The listening experience is enhanced through refined professional recording and mastering using state of the art facilities and craftsmanship. Playable as stereo 5.1 for full surround sound, it is also a super audio disk (SACD), providing extraordinarily superior sound quality for those who have the capacity for SACDs on their players. This CD also sounds beautiful on any normal CD player.

  • Length: 46 min
  • Instrumentation:Vocals, spoken word, flute, guitar, piano
  • Stereo and Surround Sound 5.1

For more info, go to In Love with the Mystery official site.

Available in the US from at HERE

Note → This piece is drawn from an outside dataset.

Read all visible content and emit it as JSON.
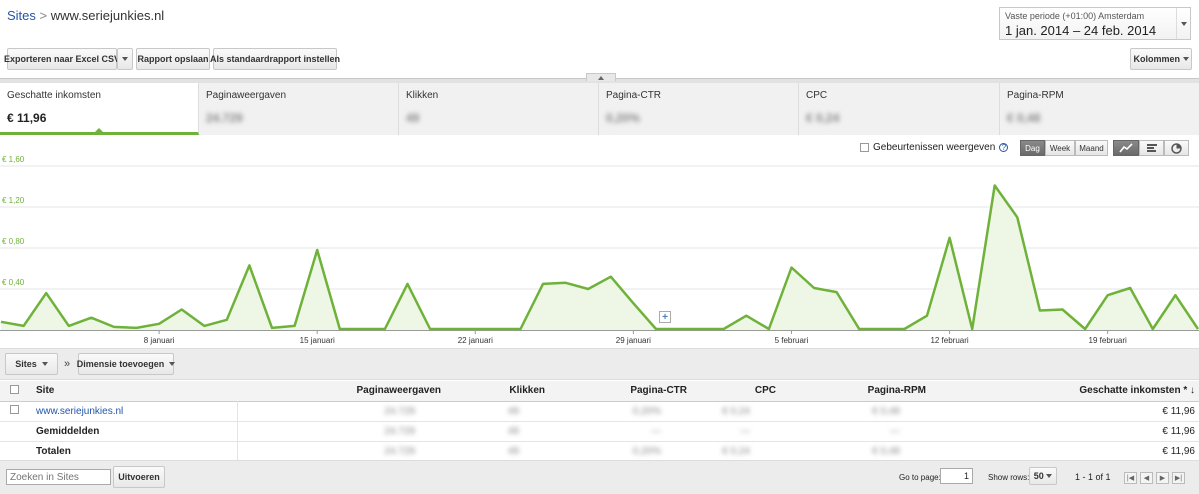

And in Canada at HERE

BOOK WITH CD: $28.95 CDN (plus tax+shipping) Also available at fine booksellers on request.

Music for “Bhutan: Taking the Middle Path to Happiness”

Bhutan DVD Cover

DVD available at Amazon

Paul Horn and Jigme Drukpa were featured in the music, “The Middle Path,” by Christopher Hedge, for this beautiful hour-long documentary about Bhutan, its people, its culture and its practice of finding happiness on the middle path. (With narration by Ann Mortifee)

For more on the music in this video, link here.

Produced and directed by Tom Vendetti, the film Bhutan: Taking the Middle Path to Happiness was a winner of 2 Emmy Awards.

Sacred Tibet Film

A film about a sacred pilgrimage ending at Mount Kailash, Sacred Tibet, the Path to Mount Kailash is a Tom Vendetti film featuring His Holiness the Dalai Lama, multi-Grammy Winner Paul Horn and Lama Tenzin – narrated by Kris Kristopherson and Paul Horn, with music by Paul Horn and Christopher Hedge.